Yet any discussion of gambling sparks controversy from citizenry and special interest groups, which legislators must address. This paper makes the principled case for legalized Internet gambling, and recommends a policy approach that would create win-win-win regulatory environments for consumers, game site operators and state governments. In keeping with American ideals of personal freedom, U.S. citizens should be free to gamble online, just as they legally can in casinos throughout the country. It is irrational and hypocritical for states that benefit from brick-and-mortar casinos or horse-racing to then attempt to ban Internet gambling.
From the consumer perspective, Internet gambling stands to offer better value for low-end players. It also offers states significant economic benefits:
- It plays to American skill strengths and creates demand for high-paying IT jobs, which will help states stem the exodus of college graduates skilled in technology sector areas to other parts of the country. This aim works in tandem with other efforts to cultivate a business climate that welcomes tech industry entrepreneurs and start-ups, and the increase in jobs and tax base these enterprises bring.

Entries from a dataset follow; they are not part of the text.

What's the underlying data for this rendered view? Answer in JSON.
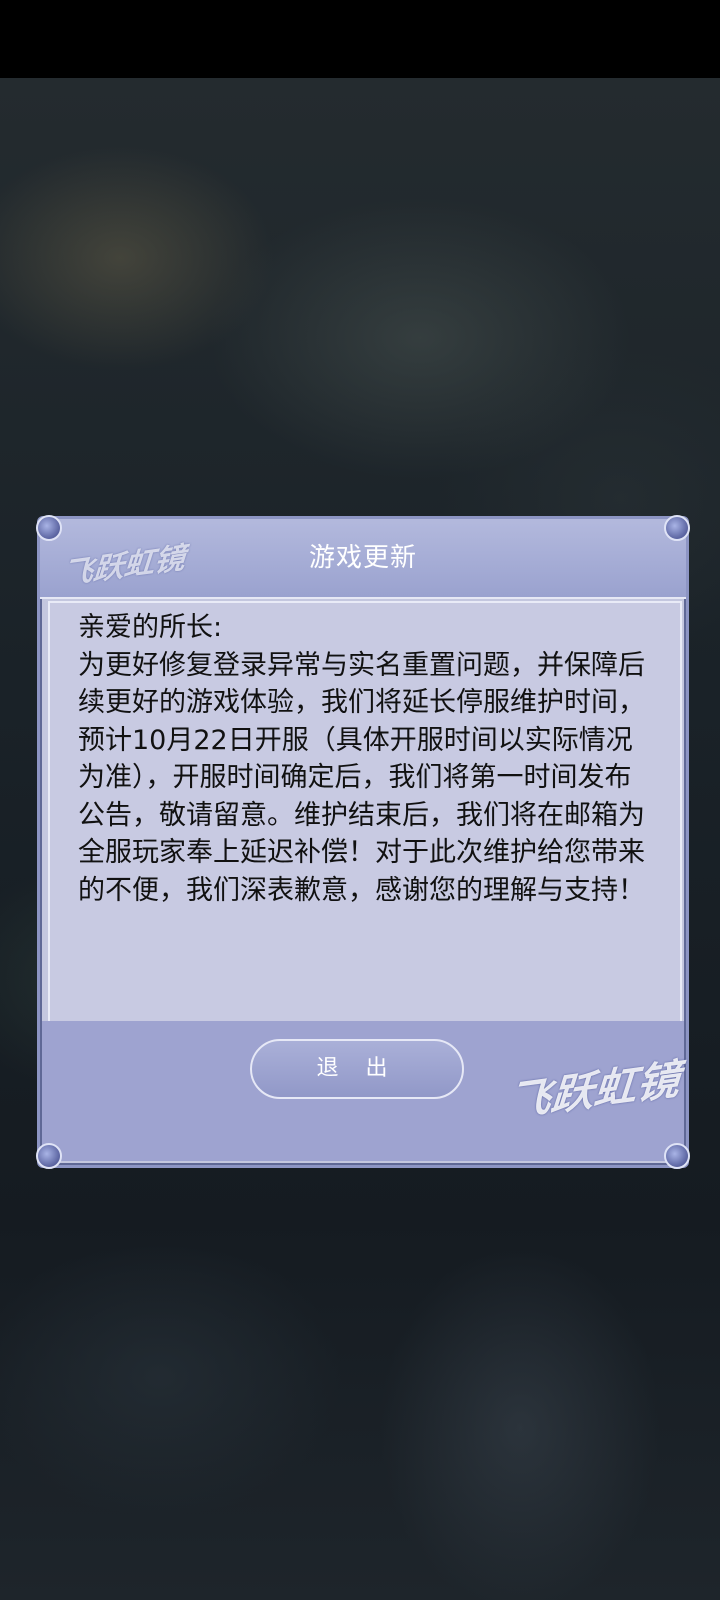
{
  "dialog": {
    "title": "游戏更新",
    "greeting": "亲爱的所长:",
    "message": "为更好修复登录异常与实名重置问题，并保障后续更好的游戏体验，我们将延长停服维护时间，预计10月22日开服（具体开服时间以实际情况为准），开服时间确定后，我们将第一时间发布公告，敬请留意。维护结束后，我们将在邮箱为全服玩家奉上延迟补偿！对于此次维护给您带来的不便，我们深表歉意，感谢您的理解与支持！",
    "exit_label": "退 出",
    "logo_text": "飞跃虹镜"
  },
  "colors": {
    "panel": "#c4c7df",
    "header": "#9aa2cf",
    "footer": "#9ea3d0",
    "border": "#8d95c4"
  }
}
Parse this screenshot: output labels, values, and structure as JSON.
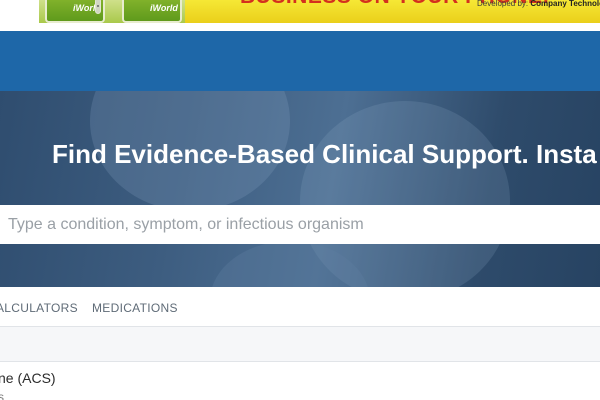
{
  "ad": {
    "device_label": "iWorld",
    "slogan": "BUSINESS ON YOUR PHONE!",
    "developed_by_prefix": "Developed by: ",
    "developer": "Company Technolo"
  },
  "hero": {
    "title": "Find Evidence-Based Clinical Support. Insta"
  },
  "search": {
    "placeholder": "Type a condition, symptom, or infectious organism"
  },
  "tabs": [
    {
      "label": "ALCULATORS"
    },
    {
      "label": "MEDICATIONS"
    }
  ],
  "results": [
    {
      "title": "ne (ACS)",
      "subtitle": "s"
    }
  ],
  "colors": {
    "nav": "#1e67a8",
    "hero": "#2f4d6f",
    "tab_text": "#5f6b77"
  }
}
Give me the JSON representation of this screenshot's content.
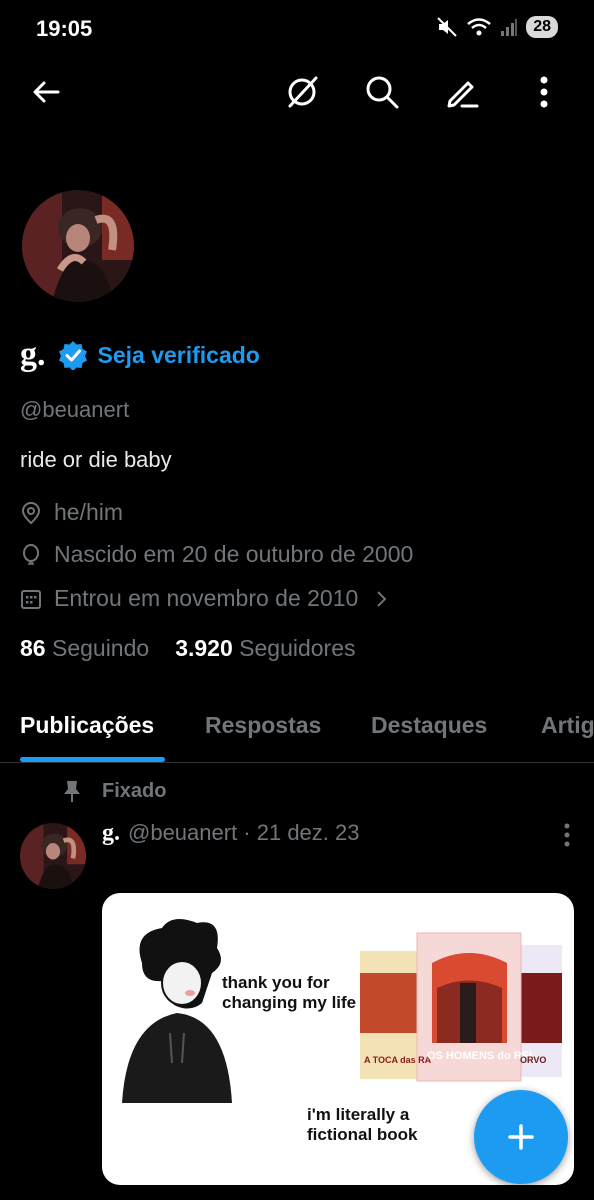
{
  "status_bar": {
    "time": "19:05",
    "battery": "28"
  },
  "profile": {
    "display_name": "g.",
    "get_verified": "Seja verificado",
    "handle": "@beuanert",
    "bio": "ride or die baby",
    "location": "he/him",
    "birthday": "Nascido em 20 de outubro de 2000",
    "joined": "Entrou em novembro de 2010",
    "following_count": "86",
    "following_label": "Seguindo",
    "followers_count": "3.920",
    "followers_label": "Seguidores"
  },
  "tabs": [
    "Publicações",
    "Respostas",
    "Destaques",
    "Artig"
  ],
  "pinned_post": {
    "pinned_label": "Fixado",
    "author_name": "g.",
    "author_meta": "@beuanert · 21 dez. 23",
    "image_text_1": "thank you for changing my life",
    "image_text_2": "i'm literally a fictional book",
    "book_titles": [
      "A TOCA das RA",
      "OS HOMENS do REI",
      "ORVO"
    ]
  },
  "colors": {
    "accent": "#1d9bf0",
    "background": "#000000",
    "muted": "#71767b"
  },
  "icons": [
    "back-arrow-icon",
    "grok-icon",
    "search-icon",
    "edit-icon",
    "more-vertical-icon",
    "location-icon",
    "birthday-icon",
    "calendar-icon",
    "pin-icon",
    "compose-plus-icon"
  ]
}
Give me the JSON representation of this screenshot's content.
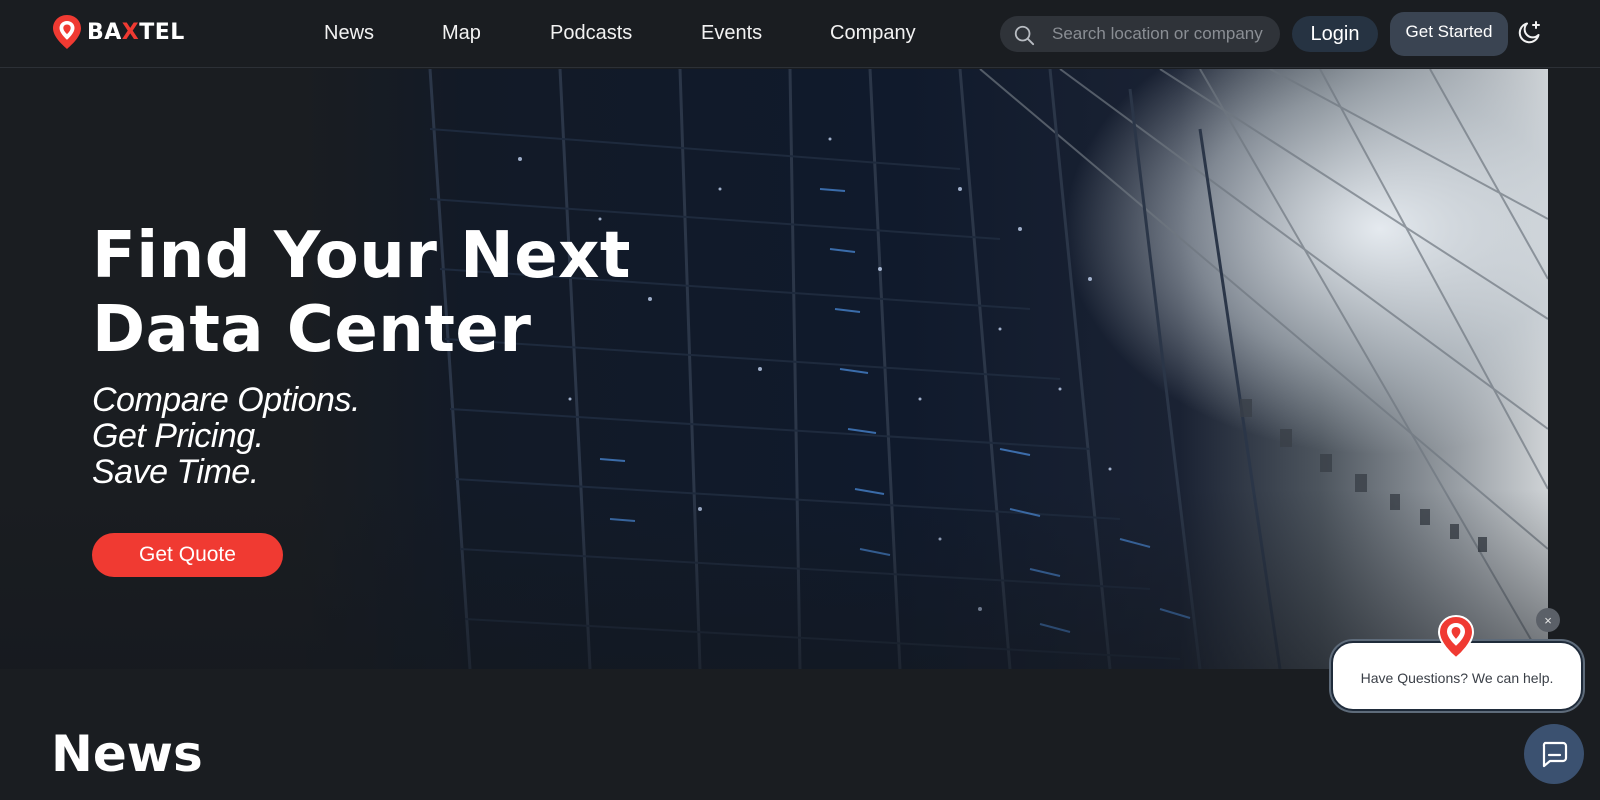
{
  "brand": {
    "name_prefix": "BA",
    "name_x": "X",
    "name_suffix": "TEL",
    "accent_color": "#f03a32",
    "logo_icon": "map-pin-icon"
  },
  "nav": {
    "links": [
      "News",
      "Map",
      "Podcasts",
      "Events",
      "Company"
    ],
    "search": {
      "placeholder": "Search location or company",
      "value": "",
      "icon": "search-icon"
    },
    "login_label": "Login",
    "get_started_label": "Get Started",
    "theme_icon": "moon-sparkle-icon"
  },
  "hero": {
    "title_line1": "Find Your Next",
    "title_line2": "Data Center",
    "subtitle_lines": [
      "Compare Options.",
      "Get Pricing.",
      "Save Time."
    ],
    "cta_label": "Get Quote"
  },
  "news": {
    "heading": "News"
  },
  "chat": {
    "close_label": "×",
    "message": "Have Questions? We can help.",
    "launcher_icon": "chat-bubble-icon"
  }
}
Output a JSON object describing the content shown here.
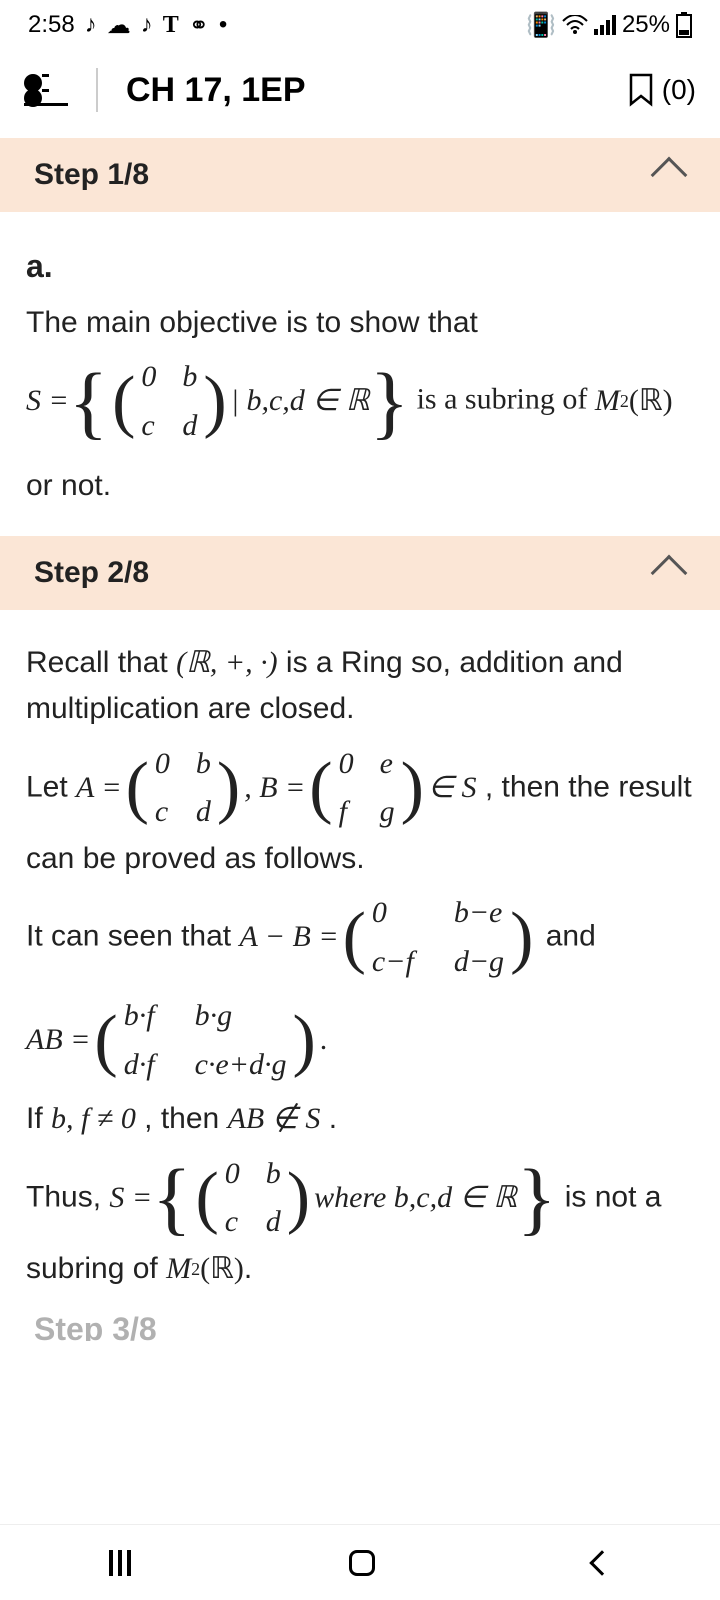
{
  "status": {
    "time": "2:58",
    "battery": "25%"
  },
  "header": {
    "title": "CH 17, 1EP",
    "bookmark_count": "(0)"
  },
  "steps": {
    "s1": {
      "label": "Step 1/8"
    },
    "s2": {
      "label": "Step 2/8"
    },
    "s3": {
      "label": "Step 3/8"
    }
  },
  "part_label": "a.",
  "s1_text": {
    "intro": "The main objective is to show that",
    "S_eq": "S =",
    "mat": {
      "a": "0",
      "b": "b",
      "c": "c",
      "d": "d"
    },
    "cond": "| b,c,d ∈ ℝ",
    "tail1": " is a subring of ",
    "m2r": "M",
    "m2sub": "2",
    "m2arg": "(ℝ)",
    "ornot": "or not."
  },
  "s2_text": {
    "recall_a": "Recall that ",
    "ring": "(ℝ, +, ·)",
    "recall_b": " is a Ring so, addition and multiplication are closed.",
    "let": "Let ",
    "Aeq": "A =",
    "Beq": ", B =",
    "matA": {
      "a": "0",
      "b": "b",
      "c": "c",
      "d": "d"
    },
    "matB": {
      "a": "0",
      "b": "e",
      "c": "f",
      "d": "g"
    },
    "inS": "∈ S",
    "thenres": " , then the result can be proved as follows.",
    "seen": "It can seen that ",
    "AmB": "A − B =",
    "matAmB": {
      "a": "0",
      "b": "b−e",
      "c": "c−f",
      "d": "d−g"
    },
    "and": " and",
    "ABeq": "AB =",
    "matAB": {
      "a": "b·f",
      "b": "b·g",
      "c": "d·f",
      "d": "c·e+d·g"
    },
    "dot": ".",
    "if_a": "If ",
    "bf": "b, f ≠ 0",
    "if_b": ", then ",
    "abnotin": "AB ∉ S",
    "if_c": ".",
    "thus": "Thus, ",
    "Seq2": "S =",
    "matS2": {
      "a": "0",
      "b": "b",
      "c": "c",
      "d": "d"
    },
    "where": " where b,c,d ∈ ℝ",
    "isnot": " is not a subring of ",
    "m2r": "M",
    "m2sub": "2",
    "m2arg": "(ℝ)",
    "dot2": "."
  }
}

- It stands to be a major revenue opportunity for state governments. As Jeff Danielson, president pro tempore of the Iowa state Senate, pointedly said, “$30 million leaving the state economy is a problem.” He went on to say, “It’s an e-commerce issue. If Iowa has to compete, we have to come to grips with the fact it [Internet gambling] can be done safely and securely.”
Although states will likely differ in the particulars of how they structure license and tax arrangements, a successful climate for legalized Internet gambling is likely to derive from a number of fundamental principles. This report recommends several guidelines for state legislators:
- Consumers are best served when there is ample competition. Regulation and licensing arrangements should reflect this.
- Online gambling has a different cost structure than brick-and-mortar casinos. States must grasp the lower revenue and tax expectations and set up tax and licensing structures so they are compatible.
- States should avoid creative new tax structures that place levies on players’ accounts or introduce “hand charges” that are paid directly to the state. Any taxes should fall on Internet gambling operators, not players.
- Regulation should aim to protect players from fraud and promote fair games. It should not attempt to protect players from themselves. Such regulations have proved ineffective and easy to defeat.
- States should not discount the market as an effective regulator. Independent game analysts have proved adept at identifying problem software and posting their findings, while online information sites, message boards and discussion groups all help players to make informed Internet gambling choices.